### Record extracts ###

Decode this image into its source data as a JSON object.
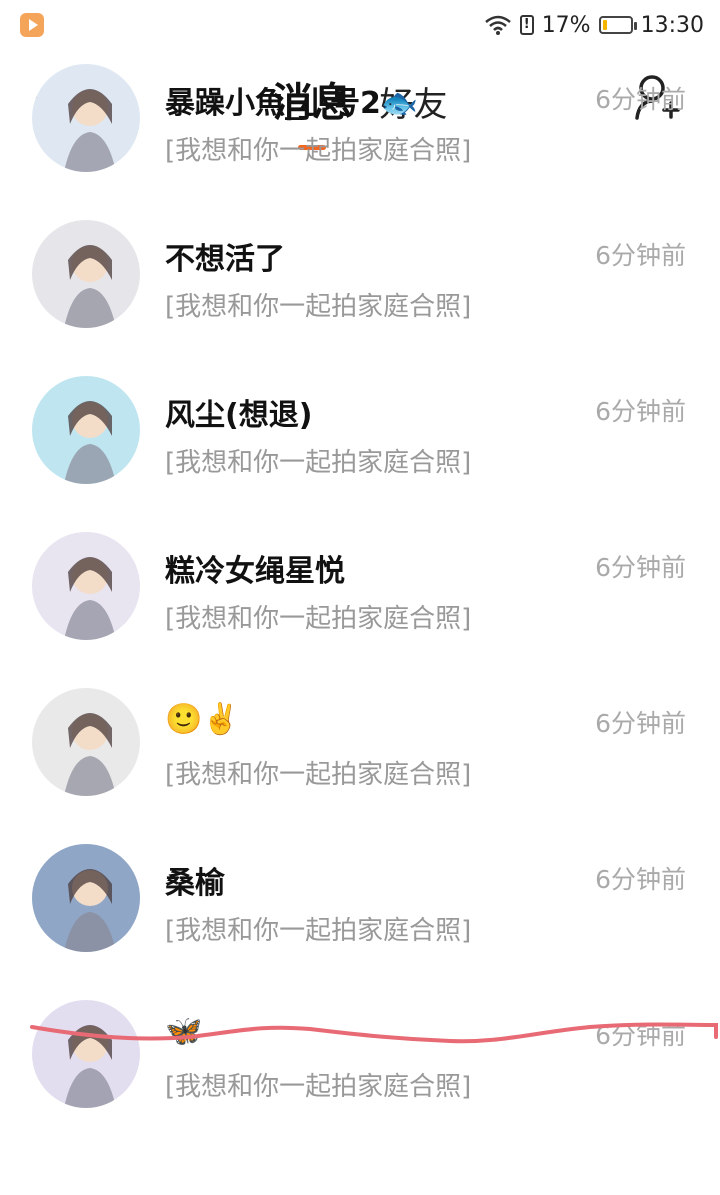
{
  "status_bar": {
    "battery_percent": "17%",
    "time": "13:30",
    "battery_level": 0.17,
    "alert_glyph": "!"
  },
  "header": {
    "tab_active": "消息",
    "tab_other": "好友"
  },
  "messages": [
    {
      "name": "暴躁小魚_小号2🐟",
      "preview": "[我想和你一起拍家庭合照]",
      "time": "6分钟前",
      "avatar_bg": "#dfe8f2"
    },
    {
      "name": "不想活了",
      "preview": "[我想和你一起拍家庭合照]",
      "time": "6分钟前",
      "avatar_bg": "#e6e6ea"
    },
    {
      "name": "风尘(想退)",
      "preview": "[我想和你一起拍家庭合照]",
      "time": "6分钟前",
      "avatar_bg": "#bfe6f0"
    },
    {
      "name": "糕冷女绳星悦",
      "preview": "[我想和你一起拍家庭合照]",
      "time": "6分钟前",
      "avatar_bg": "#e8e4f0"
    },
    {
      "name": "🙂✌️",
      "preview": "[我想和你一起拍家庭合照]",
      "time": "6分钟前",
      "avatar_bg": "#e9e9e9"
    },
    {
      "name": "桑榆",
      "preview": "[我想和你一起拍家庭合照]",
      "time": "6分钟前",
      "avatar_bg": "#8fa6c6"
    },
    {
      "name": "🦋",
      "preview": "[我想和你一起拍家庭合照]",
      "time": "6分钟前",
      "avatar_bg": "#e2def0"
    }
  ]
}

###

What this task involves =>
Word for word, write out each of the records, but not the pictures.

Your solution =>
Decode this image into its source data as a JSON object.
{
  "status_bar": {
    "battery_percent": "17%",
    "time": "13:30",
    "battery_level": 0.17,
    "alert_glyph": "!"
  },
  "header": {
    "tab_active": "消息",
    "tab_other": "好友"
  },
  "messages": [
    {
      "name": "暴躁小魚_小号2🐟",
      "preview": "[我想和你一起拍家庭合照]",
      "time": "6分钟前",
      "avatar_bg": "#dfe8f2"
    },
    {
      "name": "不想活了",
      "preview": "[我想和你一起拍家庭合照]",
      "time": "6分钟前",
      "avatar_bg": "#e6e6ea"
    },
    {
      "name": "风尘(想退)",
      "preview": "[我想和你一起拍家庭合照]",
      "time": "6分钟前",
      "avatar_bg": "#bfe6f0"
    },
    {
      "name": "糕冷女绳星悦",
      "preview": "[我想和你一起拍家庭合照]",
      "time": "6分钟前",
      "avatar_bg": "#e8e4f0"
    },
    {
      "name": "🙂✌️",
      "preview": "[我想和你一起拍家庭合照]",
      "time": "6分钟前",
      "avatar_bg": "#e9e9e9"
    },
    {
      "name": "桑榆",
      "preview": "[我想和你一起拍家庭合照]",
      "time": "6分钟前",
      "avatar_bg": "#8fa6c6"
    },
    {
      "name": "🦋",
      "preview": "[我想和你一起拍家庭合照]",
      "time": "6分钟前",
      "avatar_bg": "#e2def0"
    }
  ]
}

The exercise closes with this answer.